In Hebrew, distinguishing between the different meanings/ideas/conceptions that are referred to by the verb ללבוש in different contexts can be largely determined by context, whether its a stative idea (a situation or state-of-affairs that's relatively static/unchanging through a relevant portion of time) as in "wearing a shirt", or an active idea or action (a situation or state-of-affairs that's dynamic/changing through time) as in "putting on a shirt". In a real communicative situation, it'd be pretty obvious what the speaker intended if they said this, for example, 1) while standing in front of you wearing a shirt and not actively putting one on or 2) while calling out to you from a enclosed room with the door shut (e.g., a bathroom, bedroom, or changing room).

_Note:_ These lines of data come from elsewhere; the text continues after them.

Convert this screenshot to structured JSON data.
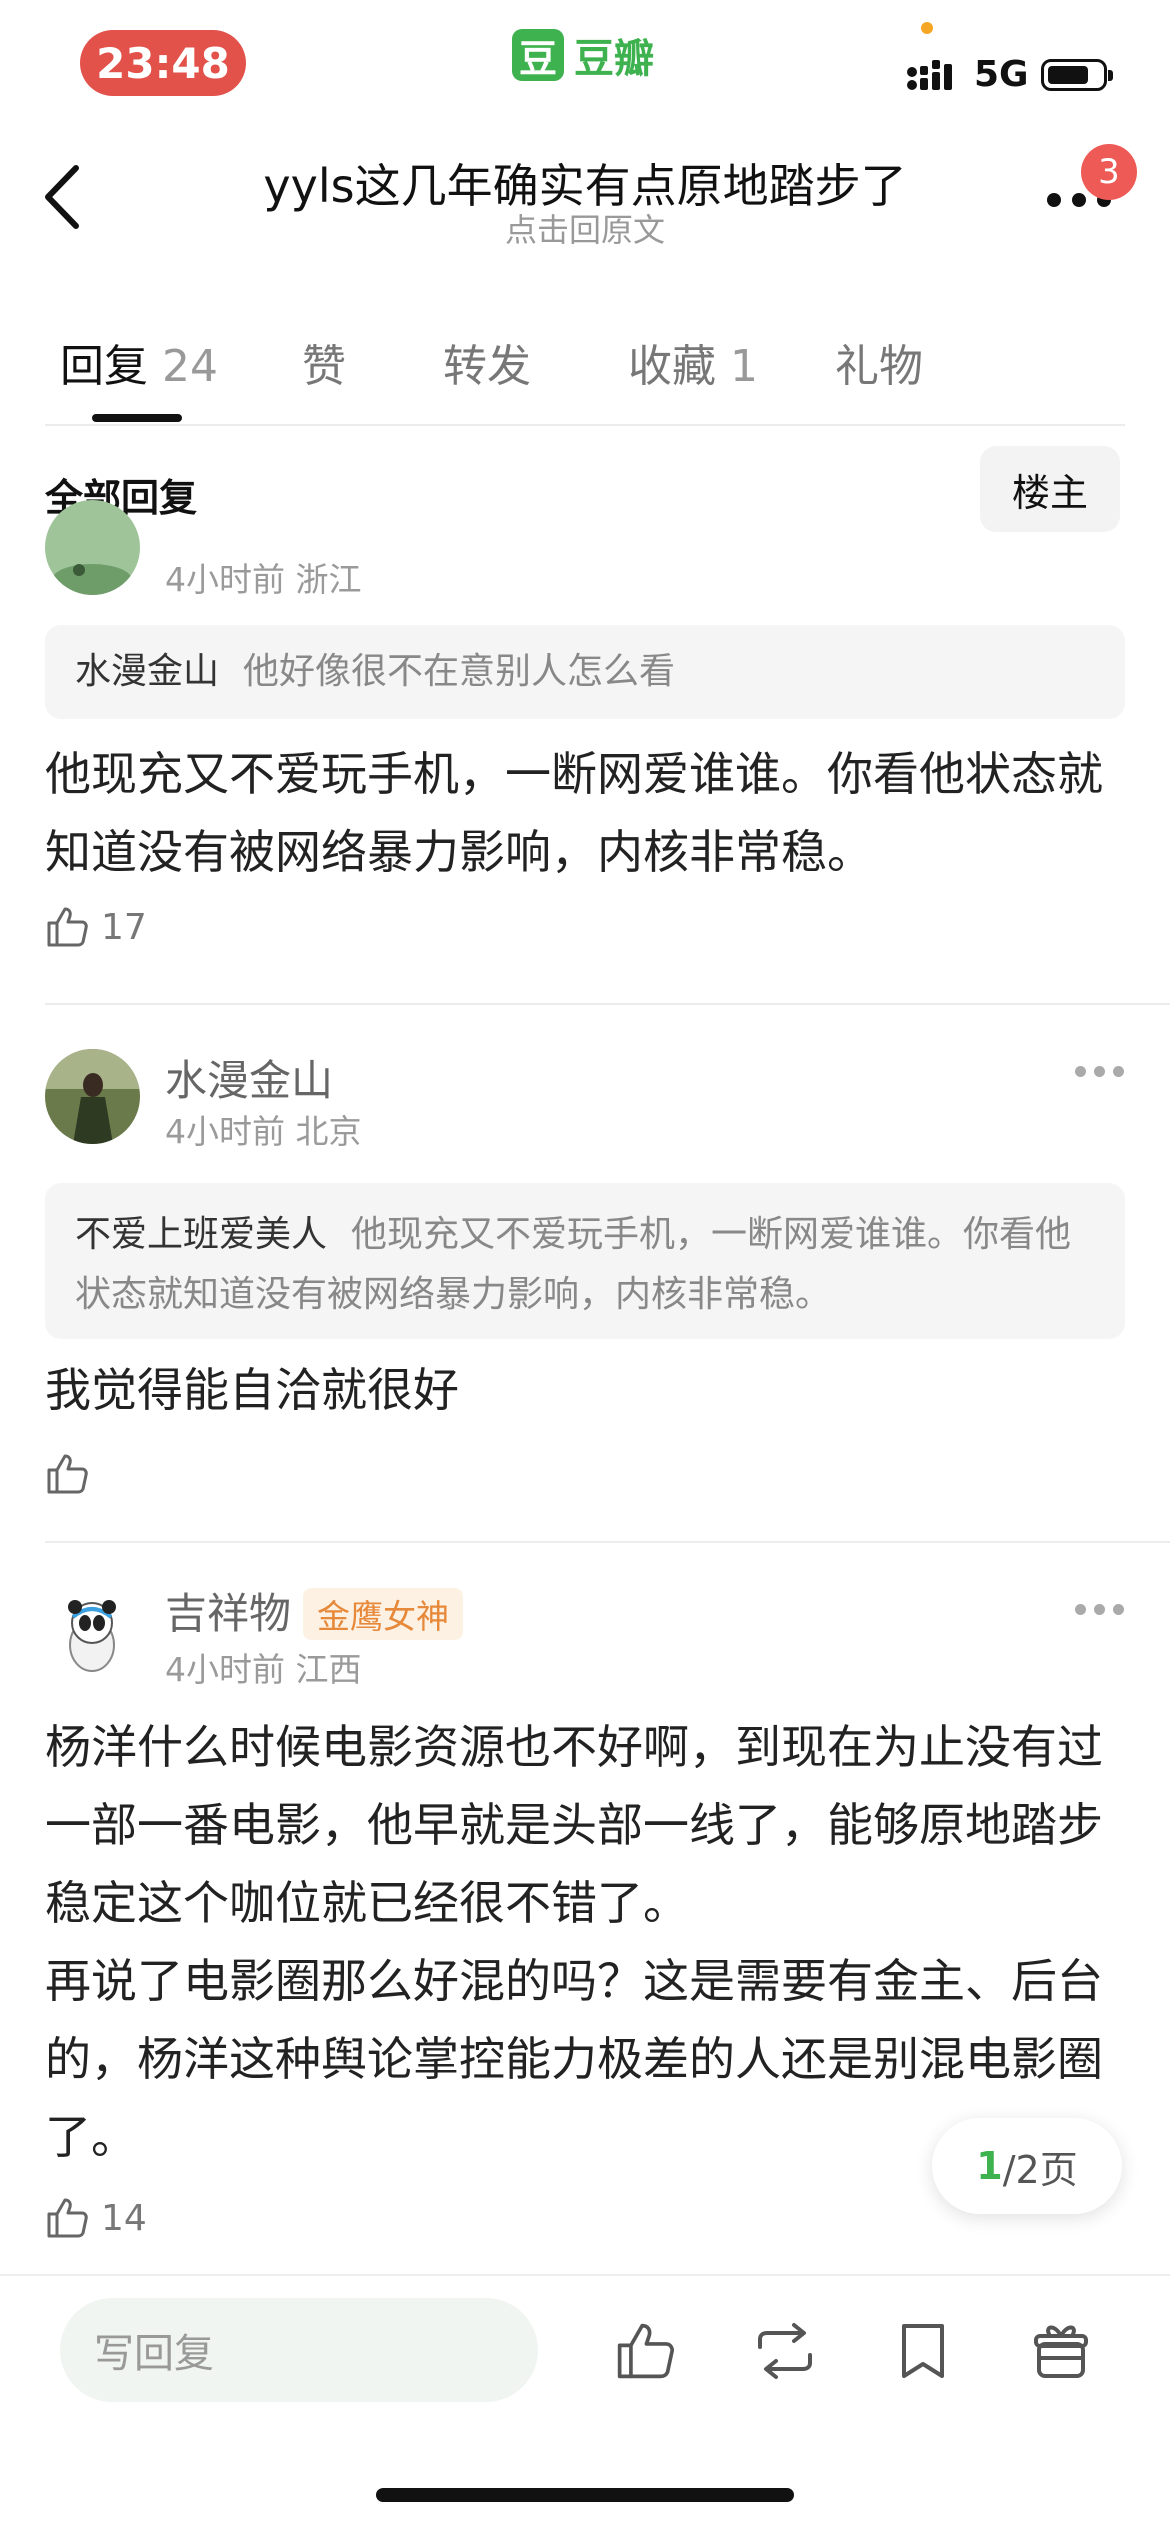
{
  "status_bar": {
    "time": "23:48",
    "network": "5G",
    "app_logo_char": "豆",
    "app_name": "豆瓣"
  },
  "header": {
    "title": "yyls这几年确实有点原地踏步了",
    "subtitle": "点击回原文",
    "notification_count": "3"
  },
  "tabs": [
    {
      "label": "回复",
      "count": "24"
    },
    {
      "label": "赞",
      "count": ""
    },
    {
      "label": "转发",
      "count": ""
    },
    {
      "label": "收藏",
      "count": "1"
    },
    {
      "label": "礼物",
      "count": ""
    }
  ],
  "section": {
    "title": "全部回复",
    "filter_button": "楼主"
  },
  "comments": [
    {
      "meta": "4小时前 浙江",
      "quote_name": "水漫金山",
      "quote_text": "他好像很不在意别人怎么看",
      "content": "他现充又不爱玩手机，一断网爱谁谁。你看他状态就知道没有被网络暴力影响，内核非常稳。",
      "likes": "17"
    },
    {
      "username": "水漫金山",
      "meta": "4小时前 北京",
      "quote_name": "不爱上班爱美人",
      "quote_text": "他现充又不爱玩手机，一断网爱谁谁。你看他状态就知道没有被网络暴力影响，内核非常稳。",
      "content": "我觉得能自洽就很好",
      "likes": ""
    },
    {
      "username": "吉祥物",
      "tag": "金鹰女神",
      "meta": "4小时前 江西",
      "content_1": "杨洋什么时候电影资源也不好啊，到现在为止没有过一部一番电影，他早就是头部一线了，能够原地踏步稳定这个咖位就已经很不错了。",
      "content_2": "再说了电影圈那么好混的吗？这是需要有金主、后台的，杨洋这种舆论掌控能力极差的人还是别混电影圈了。",
      "likes": "14"
    }
  ],
  "pagination": {
    "current": "1",
    "total": "/2页"
  },
  "bottom_bar": {
    "reply_placeholder": "写回复"
  },
  "colors": {
    "brand_green": "#3fb250",
    "time_pill": "#e2514a",
    "badge": "#ee5a56",
    "tag_text": "#e7893a"
  }
}
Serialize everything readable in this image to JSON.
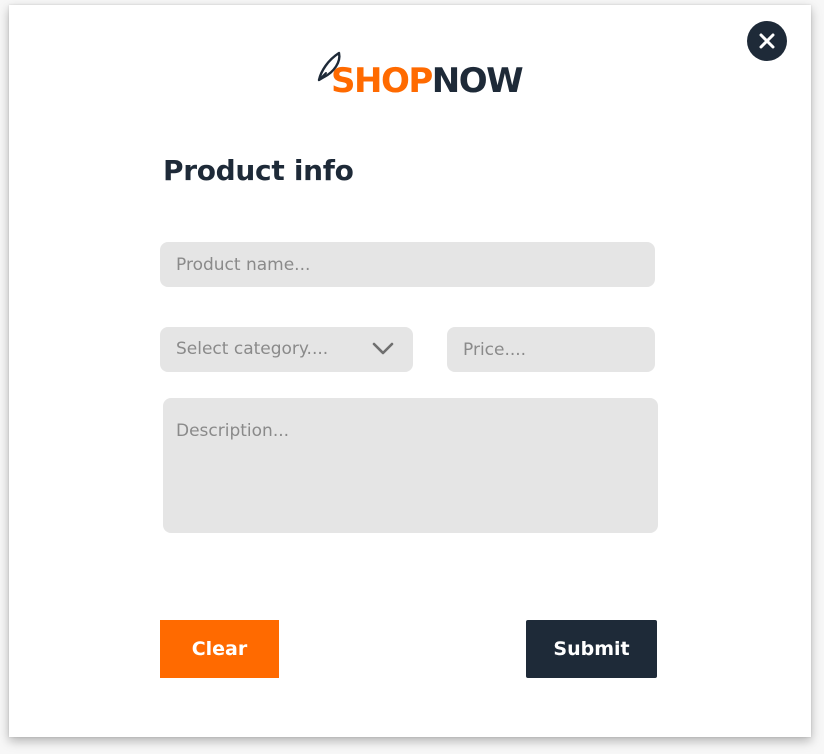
{
  "logo": {
    "part1": "SHOP",
    "part2": "NOW",
    "colors": {
      "shop": "#ff6a00",
      "now": "#1e2a38"
    }
  },
  "close": {
    "icon": "close-icon"
  },
  "form": {
    "title": "Product info",
    "product_name": {
      "placeholder": "Product name..."
    },
    "category": {
      "placeholder": "Select category....",
      "icon": "chevron-down-icon"
    },
    "price": {
      "placeholder": "Price...."
    },
    "description": {
      "placeholder": "Description..."
    }
  },
  "buttons": {
    "clear": "Clear",
    "submit": "Submit"
  },
  "colors": {
    "accent": "#ff6a00",
    "dark": "#1e2a38",
    "field_bg": "#e5e5e5",
    "placeholder": "#8a8a8a"
  }
}
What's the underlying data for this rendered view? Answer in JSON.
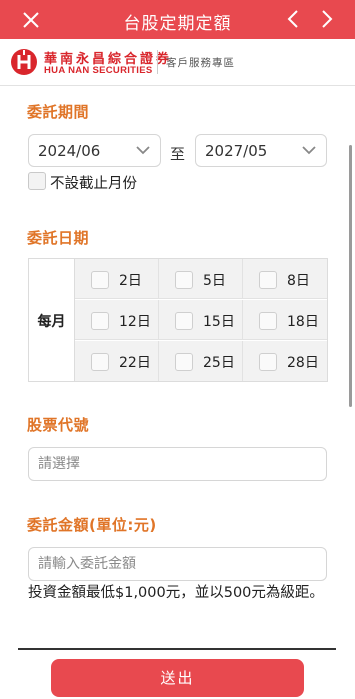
{
  "header": {
    "title": "台股定期定額",
    "close_icon": "close-icon",
    "prev_icon": "chevron-left-icon",
    "next_icon": "chevron-right-icon",
    "bar_color": "#e8494f"
  },
  "brand": {
    "name_zh": "華南永昌綜合證券",
    "name_en": "HUA NAN SECURITIES",
    "service_area": "客戶服務專區",
    "brand_color": "#d9262c"
  },
  "period": {
    "title": "委託期間",
    "start": "2024/06",
    "to": "至",
    "end": "2027/05",
    "no_end_label": "不設截止月份",
    "no_end_checked": false
  },
  "dates": {
    "title": "委託日期",
    "month_label": "每月",
    "days": [
      "2日",
      "5日",
      "8日",
      "12日",
      "15日",
      "18日",
      "22日",
      "25日",
      "28日"
    ]
  },
  "stock": {
    "title": "股票代號",
    "placeholder": "請選擇"
  },
  "amount": {
    "title": "委託金額(單位:元)",
    "placeholder": "請輸入委託金額",
    "note": "投資金額最低$1,000元，並以500元為級距。"
  },
  "submit_label": "送出",
  "accent_title_color": "#e07528"
}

I recall one poster also noting that sometimes participles can be used in situations like these to make clear, for example, that they're "wearing a shirt" rather than "putting on a shirt" (cf. לבוש le'vush, an entry listed in Prolog's Hebrew-English Dictionary app). They'll teach some of these under "passive participles". Sometimes there are other verb forms as well that help make such distinctions.
I hope this helps!